====== Information shown ======

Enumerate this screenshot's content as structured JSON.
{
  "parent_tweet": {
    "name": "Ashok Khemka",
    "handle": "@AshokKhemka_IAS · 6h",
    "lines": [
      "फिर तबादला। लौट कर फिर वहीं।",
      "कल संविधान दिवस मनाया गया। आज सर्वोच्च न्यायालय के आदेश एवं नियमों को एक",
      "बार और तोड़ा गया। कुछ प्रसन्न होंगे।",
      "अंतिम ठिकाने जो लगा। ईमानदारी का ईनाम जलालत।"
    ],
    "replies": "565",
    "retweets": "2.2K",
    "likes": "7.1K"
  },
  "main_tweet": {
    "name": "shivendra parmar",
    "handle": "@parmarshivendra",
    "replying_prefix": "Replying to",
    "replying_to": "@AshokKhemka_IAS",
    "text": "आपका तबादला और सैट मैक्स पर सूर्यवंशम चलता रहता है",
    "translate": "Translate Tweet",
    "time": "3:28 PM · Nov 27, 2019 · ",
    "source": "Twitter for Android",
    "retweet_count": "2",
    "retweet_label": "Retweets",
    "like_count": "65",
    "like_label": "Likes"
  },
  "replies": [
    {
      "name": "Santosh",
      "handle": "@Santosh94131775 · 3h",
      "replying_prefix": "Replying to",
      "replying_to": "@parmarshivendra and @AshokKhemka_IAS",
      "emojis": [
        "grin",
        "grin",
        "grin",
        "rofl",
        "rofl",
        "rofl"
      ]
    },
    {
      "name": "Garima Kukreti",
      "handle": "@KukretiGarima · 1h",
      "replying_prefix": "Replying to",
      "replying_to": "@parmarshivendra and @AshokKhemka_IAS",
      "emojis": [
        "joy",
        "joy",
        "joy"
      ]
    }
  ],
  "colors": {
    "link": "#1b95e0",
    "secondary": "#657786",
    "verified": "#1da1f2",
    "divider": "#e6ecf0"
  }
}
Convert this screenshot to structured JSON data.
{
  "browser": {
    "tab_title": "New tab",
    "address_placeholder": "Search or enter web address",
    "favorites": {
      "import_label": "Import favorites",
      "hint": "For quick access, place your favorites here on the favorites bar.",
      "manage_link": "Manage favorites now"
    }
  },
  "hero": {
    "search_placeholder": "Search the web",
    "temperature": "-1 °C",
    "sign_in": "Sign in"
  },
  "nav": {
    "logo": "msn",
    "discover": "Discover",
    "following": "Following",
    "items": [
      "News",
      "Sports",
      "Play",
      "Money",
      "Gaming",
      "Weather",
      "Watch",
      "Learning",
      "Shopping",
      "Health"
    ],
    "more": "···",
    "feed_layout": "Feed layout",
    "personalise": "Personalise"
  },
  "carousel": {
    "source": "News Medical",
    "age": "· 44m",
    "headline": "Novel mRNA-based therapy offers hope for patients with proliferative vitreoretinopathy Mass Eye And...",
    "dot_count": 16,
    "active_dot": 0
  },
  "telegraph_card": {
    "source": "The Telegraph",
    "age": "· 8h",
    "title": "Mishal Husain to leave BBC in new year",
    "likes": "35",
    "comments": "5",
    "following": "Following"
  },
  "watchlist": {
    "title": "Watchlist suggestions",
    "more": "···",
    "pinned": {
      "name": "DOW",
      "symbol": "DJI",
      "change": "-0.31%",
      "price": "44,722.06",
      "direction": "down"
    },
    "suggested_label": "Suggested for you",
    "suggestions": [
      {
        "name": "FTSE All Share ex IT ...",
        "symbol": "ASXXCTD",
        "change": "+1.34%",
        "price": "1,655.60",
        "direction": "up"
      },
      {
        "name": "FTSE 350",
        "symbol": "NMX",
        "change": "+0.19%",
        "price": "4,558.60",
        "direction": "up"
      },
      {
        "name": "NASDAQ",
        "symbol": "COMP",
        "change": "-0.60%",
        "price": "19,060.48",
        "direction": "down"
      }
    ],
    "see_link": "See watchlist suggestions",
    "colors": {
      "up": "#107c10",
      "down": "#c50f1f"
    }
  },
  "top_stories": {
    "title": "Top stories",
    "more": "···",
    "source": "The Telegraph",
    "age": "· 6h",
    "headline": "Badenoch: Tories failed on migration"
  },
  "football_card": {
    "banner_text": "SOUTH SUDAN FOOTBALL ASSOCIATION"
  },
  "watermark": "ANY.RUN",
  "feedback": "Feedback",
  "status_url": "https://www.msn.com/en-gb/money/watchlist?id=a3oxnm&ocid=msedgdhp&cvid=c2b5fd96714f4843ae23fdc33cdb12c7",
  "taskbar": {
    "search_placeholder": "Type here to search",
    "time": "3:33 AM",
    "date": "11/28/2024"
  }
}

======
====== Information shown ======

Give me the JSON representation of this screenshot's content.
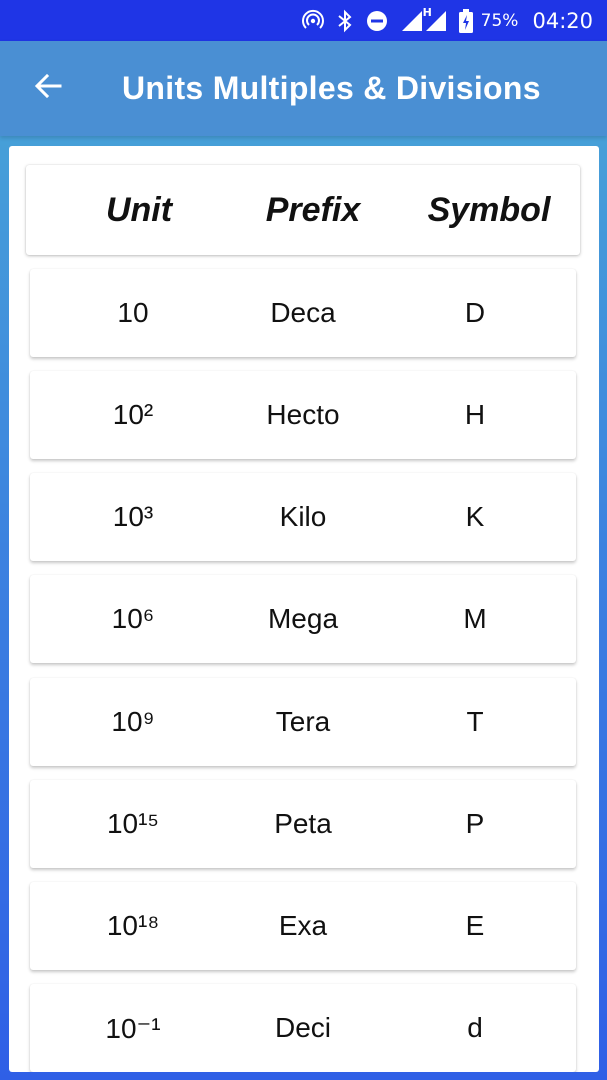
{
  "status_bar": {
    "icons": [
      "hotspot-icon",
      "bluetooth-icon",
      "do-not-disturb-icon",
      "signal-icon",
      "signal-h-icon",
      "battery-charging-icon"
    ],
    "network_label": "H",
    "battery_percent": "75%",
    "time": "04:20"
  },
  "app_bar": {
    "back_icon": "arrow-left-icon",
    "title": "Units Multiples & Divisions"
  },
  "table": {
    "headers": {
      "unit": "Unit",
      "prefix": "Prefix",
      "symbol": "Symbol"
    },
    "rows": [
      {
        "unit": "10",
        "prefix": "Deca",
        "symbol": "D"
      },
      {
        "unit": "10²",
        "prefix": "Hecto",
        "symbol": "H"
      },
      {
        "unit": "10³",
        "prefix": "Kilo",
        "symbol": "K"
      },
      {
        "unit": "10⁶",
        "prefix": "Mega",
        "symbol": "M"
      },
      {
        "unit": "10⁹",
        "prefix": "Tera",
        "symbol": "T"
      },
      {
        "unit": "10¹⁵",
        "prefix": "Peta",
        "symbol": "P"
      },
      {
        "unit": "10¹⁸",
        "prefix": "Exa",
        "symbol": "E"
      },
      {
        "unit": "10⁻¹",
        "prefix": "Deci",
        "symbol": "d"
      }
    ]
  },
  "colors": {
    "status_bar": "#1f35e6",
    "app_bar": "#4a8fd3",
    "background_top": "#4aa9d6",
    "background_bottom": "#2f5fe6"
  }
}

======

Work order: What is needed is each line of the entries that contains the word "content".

Task response:
Enumerate this screenshot's content as structured JSON.
Give me the JSON representation of this screenshot's content.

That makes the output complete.